This assertion states that the expected result of 3 plus 5 is 8. The import statement uses the recommended strict version of assert.

9.2 How assertions are used in this book

In this book, assertions are used in two ways: to document results in code examples and to implement test-driven exercises.

9.2.1 Documenting results in code examples via assertions

In code examples, assertions express expected results. Take, for example, the following function:

function id(x) {
  return x;

id() returns its parameter. We can show it in action via an assertion:

assert.equal(id('abc'), 'abc');

In the examples, I usually omit the statement for importing assert.

The motivation behind using assertions is:

9.2.2 Implementing test-driven exercises via assertions

The exercises for this book are test-driven, via the test framework Mocha. Checks inside the tests are made via methods of assert.

The following is an example of such a test:

// For the exercise, you must implement the function hello().
// The test checks if you have done it properly.
test('First exercise', () => {
  assert.equal(hello('world'), 'Hello world!');
  assert.equal(hello('Jane'), 'Hello Jane!');
  assert.equal(hello('John'), 'Hello John!');
  assert.equal(hello(''), 'Hello !');

For more information, consult §10 “Getting started with quizzes and exercises”.

9.3 Normal comparison vs. deep comparison

The strict equal() uses === to compare values. Therefore, an object is only equal to itself – even if another object has the same content (because === does not compare the contents of objects, only their identities):

assert.notEqual({foo: 1}, {foo: 1});

deepEqual() is a better choice for comparing objects:

assert.deepEqual({foo: 1}, {foo: 1});

This method works for Arrays, too:

assert.notEqual(['a', 'b', 'c'], ['a', 'b', 'c']);
assert.deepEqual(['a', 'b', 'c'], ['a', 'b', 'c']);

9.4 Quick reference: module assert

For the full documentation, see the Node.js docs.

9.4.1 Normal equality

The optional last parameter message can be used to explain what is asserted. If the assertion fails, the message is used to set up the AssertionError that is thrown.

let e;
try {
  const x = 3;
  assert.equal(x, 8, 'x must be equal to 8')
} catch (err) {
    'AssertionError [ERR_ASSERTION]: x must be equal to 8');

9.4.2 Deep equality

9.4.3 Expecting exceptions

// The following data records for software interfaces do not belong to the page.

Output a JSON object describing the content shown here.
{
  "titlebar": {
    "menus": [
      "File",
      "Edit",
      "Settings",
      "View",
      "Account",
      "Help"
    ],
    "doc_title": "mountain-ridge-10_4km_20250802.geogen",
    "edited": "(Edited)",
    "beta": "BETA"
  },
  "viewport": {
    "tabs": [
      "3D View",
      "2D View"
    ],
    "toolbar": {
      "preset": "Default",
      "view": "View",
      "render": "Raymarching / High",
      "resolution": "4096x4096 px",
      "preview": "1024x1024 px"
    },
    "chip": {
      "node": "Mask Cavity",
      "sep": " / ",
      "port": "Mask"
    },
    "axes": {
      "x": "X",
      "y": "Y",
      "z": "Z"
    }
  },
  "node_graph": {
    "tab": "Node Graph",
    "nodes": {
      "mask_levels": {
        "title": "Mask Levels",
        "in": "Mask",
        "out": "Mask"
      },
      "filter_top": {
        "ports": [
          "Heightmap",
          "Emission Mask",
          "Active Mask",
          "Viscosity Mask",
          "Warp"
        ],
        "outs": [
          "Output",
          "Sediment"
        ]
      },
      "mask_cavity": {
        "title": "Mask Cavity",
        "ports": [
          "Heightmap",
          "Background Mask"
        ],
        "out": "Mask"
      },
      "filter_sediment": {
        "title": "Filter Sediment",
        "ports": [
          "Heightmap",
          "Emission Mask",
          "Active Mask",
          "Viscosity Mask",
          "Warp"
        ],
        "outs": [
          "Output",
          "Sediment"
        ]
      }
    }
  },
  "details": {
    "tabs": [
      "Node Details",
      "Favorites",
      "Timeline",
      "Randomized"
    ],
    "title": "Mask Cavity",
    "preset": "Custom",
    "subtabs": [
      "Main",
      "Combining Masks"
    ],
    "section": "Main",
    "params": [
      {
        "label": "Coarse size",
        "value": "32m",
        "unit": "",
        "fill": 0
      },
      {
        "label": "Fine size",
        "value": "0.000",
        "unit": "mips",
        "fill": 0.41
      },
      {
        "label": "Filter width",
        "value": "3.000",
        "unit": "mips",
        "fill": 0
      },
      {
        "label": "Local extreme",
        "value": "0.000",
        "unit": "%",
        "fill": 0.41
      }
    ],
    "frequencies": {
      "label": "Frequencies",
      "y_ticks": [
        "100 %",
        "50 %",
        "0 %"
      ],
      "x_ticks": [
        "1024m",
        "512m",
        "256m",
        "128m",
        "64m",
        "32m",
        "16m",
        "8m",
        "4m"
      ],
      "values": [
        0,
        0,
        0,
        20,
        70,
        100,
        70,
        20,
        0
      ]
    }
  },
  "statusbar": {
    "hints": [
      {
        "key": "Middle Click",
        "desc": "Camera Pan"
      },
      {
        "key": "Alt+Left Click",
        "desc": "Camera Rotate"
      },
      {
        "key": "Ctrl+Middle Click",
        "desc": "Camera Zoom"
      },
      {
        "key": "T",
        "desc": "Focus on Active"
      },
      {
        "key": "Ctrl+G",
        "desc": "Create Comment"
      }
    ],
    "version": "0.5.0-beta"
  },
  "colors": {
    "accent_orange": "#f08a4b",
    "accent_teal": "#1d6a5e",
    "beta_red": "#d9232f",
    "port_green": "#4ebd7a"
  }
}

If you want to (or expect to) receive an exception, you need throws(): This function calls its first parameter, the function block, and only succeeds if it throws an exception. Additional parameters can be used to specify what that exception must look like.

9.4.4 Another tool function


See quiz app.